====== Material provided ======

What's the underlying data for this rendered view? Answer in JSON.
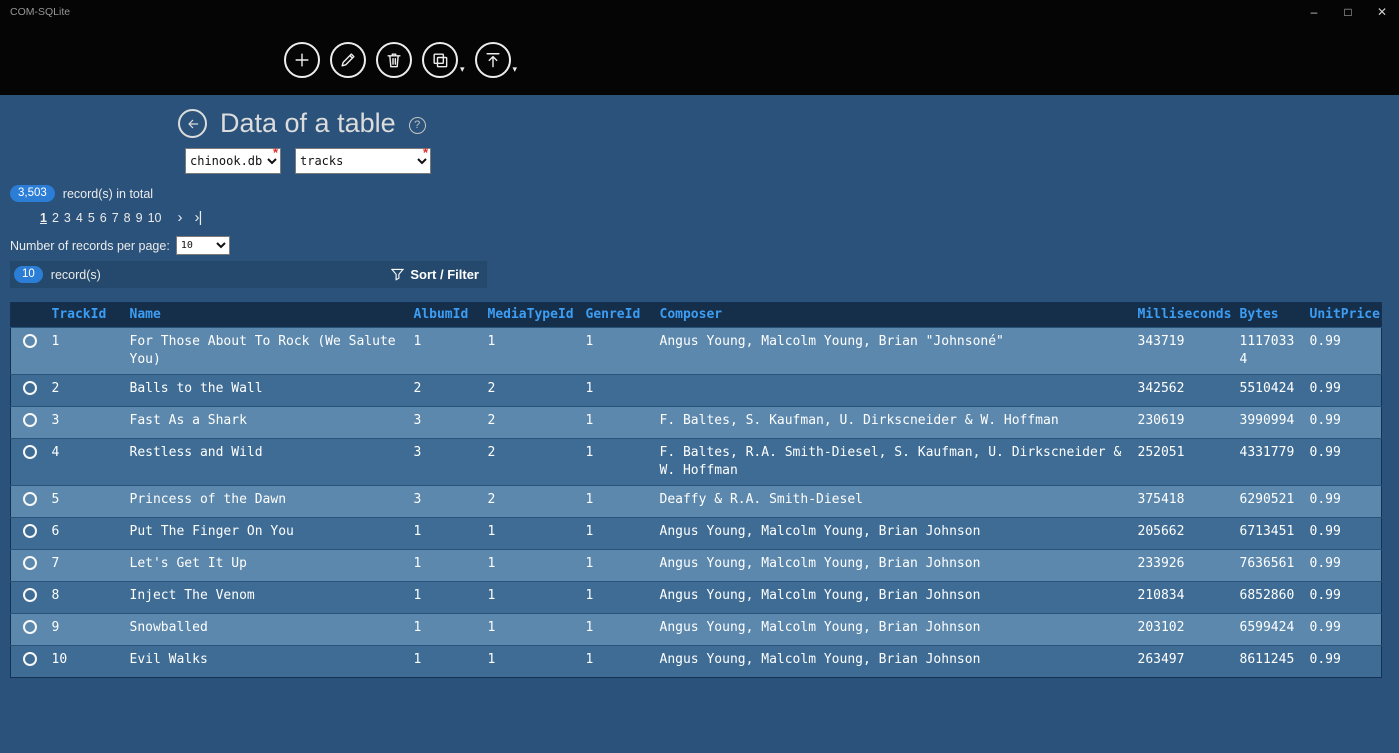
{
  "window": {
    "title": "COM-SQLite",
    "minimize": "–",
    "maximize": "□",
    "close": "✕"
  },
  "toolbar": {
    "buttons": [
      {
        "name": "add-record",
        "icon": "plus-icon"
      },
      {
        "name": "edit-record",
        "icon": "pencil-icon"
      },
      {
        "name": "delete-record",
        "icon": "trash-icon"
      },
      {
        "name": "copy-record",
        "icon": "copy-icon",
        "has_dropdown": true
      },
      {
        "name": "export-record",
        "icon": "upload-icon",
        "has_dropdown": true
      }
    ],
    "dropdown_caret": "▾"
  },
  "page": {
    "title": "Data of a table",
    "help_icon": "?",
    "database_select": {
      "value": "chinook.db",
      "required_marker": "*"
    },
    "table_select": {
      "value": "tracks",
      "required_marker": "*"
    },
    "total": {
      "badge": "3,503",
      "label": "record(s) in total"
    },
    "pagination": {
      "pages": [
        "1",
        "2",
        "3",
        "4",
        "5",
        "6",
        "7",
        "8",
        "9",
        "10"
      ],
      "current": "1",
      "next_icon": "›",
      "last_icon": "›|"
    },
    "per_page": {
      "label": "Number of records per page:",
      "value": "10"
    },
    "records_bar": {
      "badge": "10",
      "label": "record(s)",
      "sort_filter": "Sort / Filter"
    }
  },
  "table": {
    "columns": [
      "TrackId",
      "Name",
      "AlbumId",
      "MediaTypeId",
      "GenreId",
      "Composer",
      "Milliseconds",
      "Bytes",
      "UnitPrice"
    ],
    "rows": [
      {
        "TrackId": "1",
        "Name": "For Those About To Rock (We Salute You)",
        "AlbumId": "1",
        "MediaTypeId": "1",
        "GenreId": "1",
        "Composer": "Angus Young, Malcolm Young, Brian \"Johnsoné\"",
        "Milliseconds": "343719",
        "Bytes": "11170334",
        "UnitPrice": "0.99"
      },
      {
        "TrackId": "2",
        "Name": "Balls to the Wall",
        "AlbumId": "2",
        "MediaTypeId": "2",
        "GenreId": "1",
        "Composer": "",
        "Milliseconds": "342562",
        "Bytes": "5510424",
        "UnitPrice": "0.99"
      },
      {
        "TrackId": "3",
        "Name": "Fast As a Shark",
        "AlbumId": "3",
        "MediaTypeId": "2",
        "GenreId": "1",
        "Composer": "F. Baltes, S. Kaufman, U. Dirkscneider & W. Hoffman",
        "Milliseconds": "230619",
        "Bytes": "3990994",
        "UnitPrice": "0.99"
      },
      {
        "TrackId": "4",
        "Name": "Restless and Wild",
        "AlbumId": "3",
        "MediaTypeId": "2",
        "GenreId": "1",
        "Composer": "F. Baltes, R.A. Smith-Diesel, S. Kaufman, U. Dirkscneider & W. Hoffman",
        "Milliseconds": "252051",
        "Bytes": "4331779",
        "UnitPrice": "0.99"
      },
      {
        "TrackId": "5",
        "Name": "Princess of the Dawn",
        "AlbumId": "3",
        "MediaTypeId": "2",
        "GenreId": "1",
        "Composer": "Deaffy & R.A. Smith-Diesel",
        "Milliseconds": "375418",
        "Bytes": "6290521",
        "UnitPrice": "0.99"
      },
      {
        "TrackId": "6",
        "Name": "Put The Finger On You",
        "AlbumId": "1",
        "MediaTypeId": "1",
        "GenreId": "1",
        "Composer": "Angus Young, Malcolm Young, Brian Johnson",
        "Milliseconds": "205662",
        "Bytes": "6713451",
        "UnitPrice": "0.99"
      },
      {
        "TrackId": "7",
        "Name": "Let's Get It Up",
        "AlbumId": "1",
        "MediaTypeId": "1",
        "GenreId": "1",
        "Composer": "Angus Young, Malcolm Young, Brian Johnson",
        "Milliseconds": "233926",
        "Bytes": "7636561",
        "UnitPrice": "0.99"
      },
      {
        "TrackId": "8",
        "Name": "Inject The Venom",
        "AlbumId": "1",
        "MediaTypeId": "1",
        "GenreId": "1",
        "Composer": "Angus Young, Malcolm Young, Brian Johnson",
        "Milliseconds": "210834",
        "Bytes": "6852860",
        "UnitPrice": "0.99"
      },
      {
        "TrackId": "9",
        "Name": "Snowballed",
        "AlbumId": "1",
        "MediaTypeId": "1",
        "GenreId": "1",
        "Composer": "Angus Young, Malcolm Young, Brian Johnson",
        "Milliseconds": "203102",
        "Bytes": "6599424",
        "UnitPrice": "0.99"
      },
      {
        "TrackId": "10",
        "Name": "Evil Walks",
        "AlbumId": "1",
        "MediaTypeId": "1",
        "GenreId": "1",
        "Composer": "Angus Young, Malcolm Young, Brian Johnson",
        "Milliseconds": "263497",
        "Bytes": "8611245",
        "UnitPrice": "0.99"
      }
    ]
  },
  "colors": {
    "background": "#2a527a",
    "titlebar": "#050505",
    "badge_accent": "#2b7dd6",
    "table_header_bg": "#152f4a",
    "table_header_text": "#3d9df3",
    "row_light": "#5b88ac",
    "row_dark": "#3e6c94",
    "required_marker": "#e02b2b"
  }
}
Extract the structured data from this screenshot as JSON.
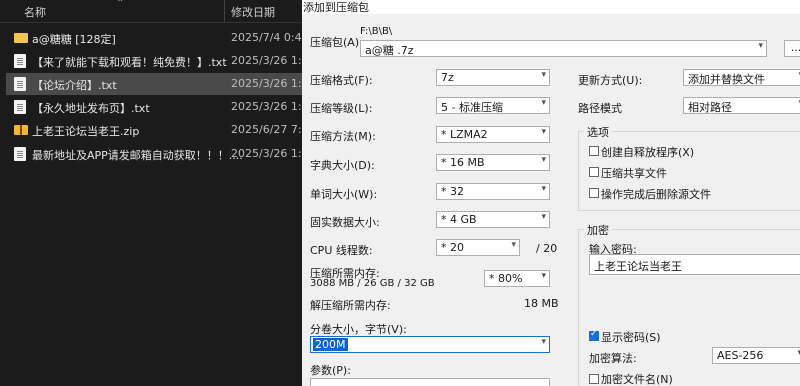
{
  "explorer": {
    "col_name": "名称",
    "col_date": "修改日期",
    "files": [
      {
        "name": "a@糖糖 [128定]",
        "date": "2025/7/4 0:42",
        "type": "folder"
      },
      {
        "name": "【来了就能下载和观看！纯免费！】.txt",
        "date": "2025/3/26 1:07",
        "type": "txt"
      },
      {
        "name": "【论坛介绍】.txt",
        "date": "2025/3/26 1:08",
        "type": "txt"
      },
      {
        "name": "【永久地址发布页】.txt",
        "date": "2025/3/26 1:08",
        "type": "txt"
      },
      {
        "name": "上老王论坛当老王.zip",
        "date": "2025/6/27 7:37",
        "type": "zip"
      },
      {
        "name": "最新地址及APP请发邮箱自动获取！！！....",
        "date": "2025/3/26 1:08",
        "type": "txt"
      }
    ]
  },
  "dialog": {
    "title": "添加到压缩包",
    "archive_label": "压缩包(A)",
    "archive_path": "F:\\B\\B\\",
    "archive_name": "a@糖 .7z",
    "browse_label": "...",
    "format_label": "压缩格式(F):",
    "format_value": "7z",
    "level_label": "压缩等级(L):",
    "level_value": "5 - 标准压缩",
    "method_label": "压缩方法(M):",
    "method_value": "* LZMA2",
    "dict_label": "字典大小(D):",
    "dict_value": "* 16 MB",
    "word_label": "单词大小(W):",
    "word_value": "* 32",
    "solid_label": "固实数据大小:",
    "solid_value": "* 4 GB",
    "threads_label": "CPU 线程数:",
    "threads_value": "* 20",
    "threads_total": "/ 20",
    "mem_label": "压缩所需内存:",
    "mem_detail": "3088 MB / 26 GB / 32 GB",
    "mem_percent": "* 80%",
    "decomp_label": "解压缩所需内存:",
    "decomp_value": "18 MB",
    "split_label": "分卷大小，字节(V):",
    "split_value": "200M",
    "params_label": "参数(P):",
    "update_label": "更新方式(U):",
    "update_value": "添加并替换文件",
    "path_label": "路径模式",
    "path_value": "相对路径",
    "options_title": "选项",
    "opt_sfx": "创建自释放程序(X)",
    "opt_shared": "压缩共享文件",
    "opt_delete": "操作完成后删除源文件",
    "enc_title": "加密",
    "enc_pwd_label": "输入密码:",
    "enc_pwd_value": "上老王论坛当老王",
    "show_pwd_label": "显示密码(S)",
    "enc_method_label": "加密算法:",
    "enc_method_value": "AES-256",
    "enc_names_label": "加密文件名(N)"
  }
}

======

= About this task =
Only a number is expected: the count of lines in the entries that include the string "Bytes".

= Response box =
11